Why Is Protein Important for Your Body?

The human body uses three types of macronutrients: carbohydrates, proteins, and fats.

All are necessary for the diet in varying proportions. You should aim for between 10 and 35 percent of your daily calorie count to consist of protein, bearing in mind that a lot of protein-rich foods also contain fat.


How do our bodies use protein?

There are two types of proteins in human biology: enzymes and structural proteins.

Nothing, absolutely nothing, in the human body happens without the involvement of protein.

Every single biochemical reaction, from the breakdown of glucose into carbon dioxide and water to the formation of new bone in the repair of a fracture, involves enzymes.

Structural proteins include collagen in the skin and in connective tissues like tendons, ligaments, and cartilage.

Cartilage is found in the larynx and respiratory tract and the external ear.
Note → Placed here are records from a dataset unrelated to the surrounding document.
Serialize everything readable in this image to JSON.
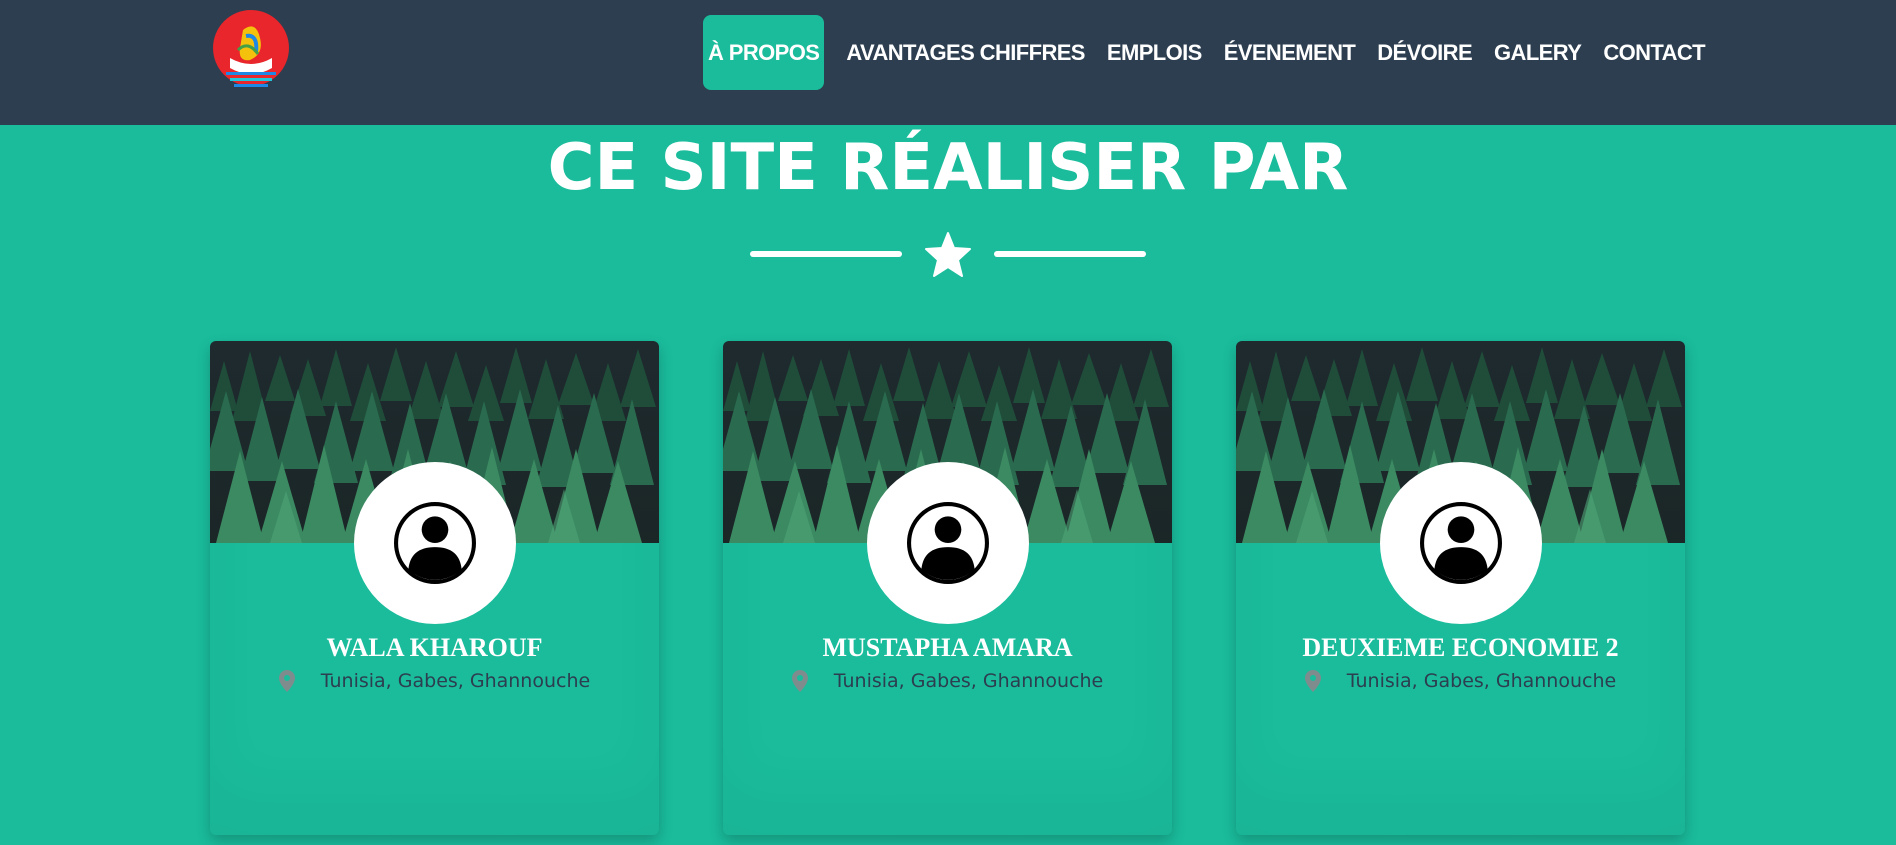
{
  "nav": {
    "logo_alt": "site-logo",
    "links": [
      {
        "label": "À PROPOS",
        "active": true
      },
      {
        "label": "AVANTAGES CHIFFRES",
        "active": false
      },
      {
        "label": "EMPLOIS",
        "active": false
      },
      {
        "label": "ÉVENEMENT",
        "active": false
      },
      {
        "label": "DÉVOIRE",
        "active": false
      },
      {
        "label": "GALERY",
        "active": false
      },
      {
        "label": "CONTACT",
        "active": false
      }
    ]
  },
  "section": {
    "title": "CE SITE RÉALISER PAR",
    "divider_icon": "star-icon"
  },
  "cards": [
    {
      "name": "WALA KHAROUF",
      "location": "Tunisia, Gabes, Ghannouche"
    },
    {
      "name": "MUSTAPHA AMARA",
      "location": "Tunisia, Gabes, Ghannouche"
    },
    {
      "name": "DEUXIEME ECONOMIE 2",
      "location": "Tunisia, Gabes, Ghannouche"
    }
  ],
  "colors": {
    "navbar": "#2c3e50",
    "accent": "#1abc9c",
    "text_light": "#ffffff",
    "text_dark": "#2c3e50",
    "pin": "#7f8c8d"
  }
}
It also lines the articulating surfaces of the knees, ankles, and elbows.

The infant skeleton contains a higher percentage of cartilage than the adult and is gradually replaced by bone as the child grows.

What kind of protein is used in this transition from cartilage to bone?
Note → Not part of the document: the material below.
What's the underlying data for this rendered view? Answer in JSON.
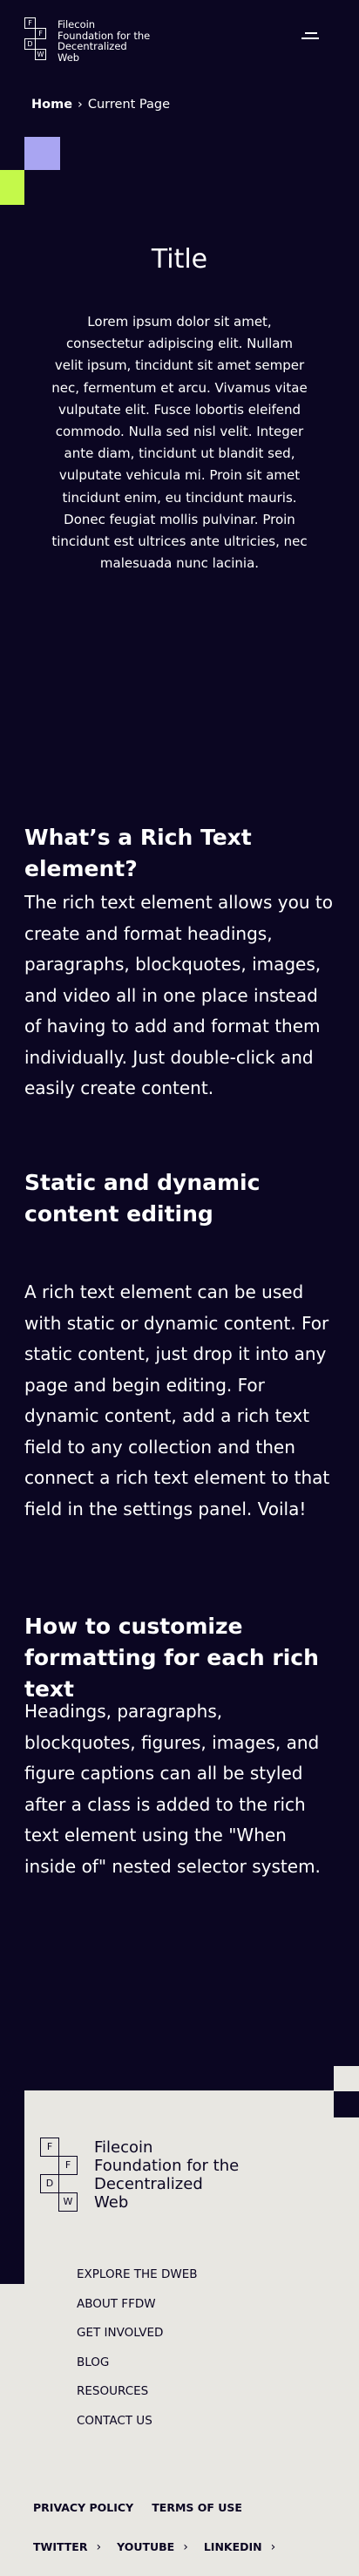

What is an enzyme?

An enzyme is a type of catalyst, which helps to speed up a chemical reaction by lowering the activation energy necessary for it to get started.(1)

Catalysts work by forming a platform that places the reactants close together and in the right positions for the reaction to take place.

It’s kind of like basting or pinning two pieces of fabric together before running them through the sewing machine.

Without them, your material would be flopping around all over the place and you would have a hard time forming a straight seam.

Scientists have calculated that 37 thousand billion chemical reactions take place in the human body every second.

Dr. Richard Wolfenden is a member of the National Academy of Sciences and an alumni professor of chemistry, biochemistry, and biophysics at the University of North Carolina at Chapel Hill.

He reported that a single step in creating nucleic acids, the building blocks of DNA and RNA, would take 78 million years in water in the absence of enzymes. (2)


Protein structure

protein powder structure

The function of a protein determines its structure.

Enzymes are globular molecules made up of building blocks called amino acids, of which there are 20 that we need to worry about.

Using loads of other enzymes, amino acids are linked together according to a sequence that is determined by the particular gene that codes for that enzyme.

Once a chain of amino acids gets long enough, it starts to fold and twist on itself until held together by internal molecular attractions, and it forms its own distinct shape.

This is called specificity and explains why there are so many different enzymes.

Structural enzymes are built in largely the same way, but they are made from fewer different amino acids than their enzymic counterparts.

This makes them less globular and more elongated.


Protein turnover

Eventually, cells die and proteins and other macromolecules break down.

That is why the body needs a constant source of proteins in the diet so that these proteins can be replaced to create new cells.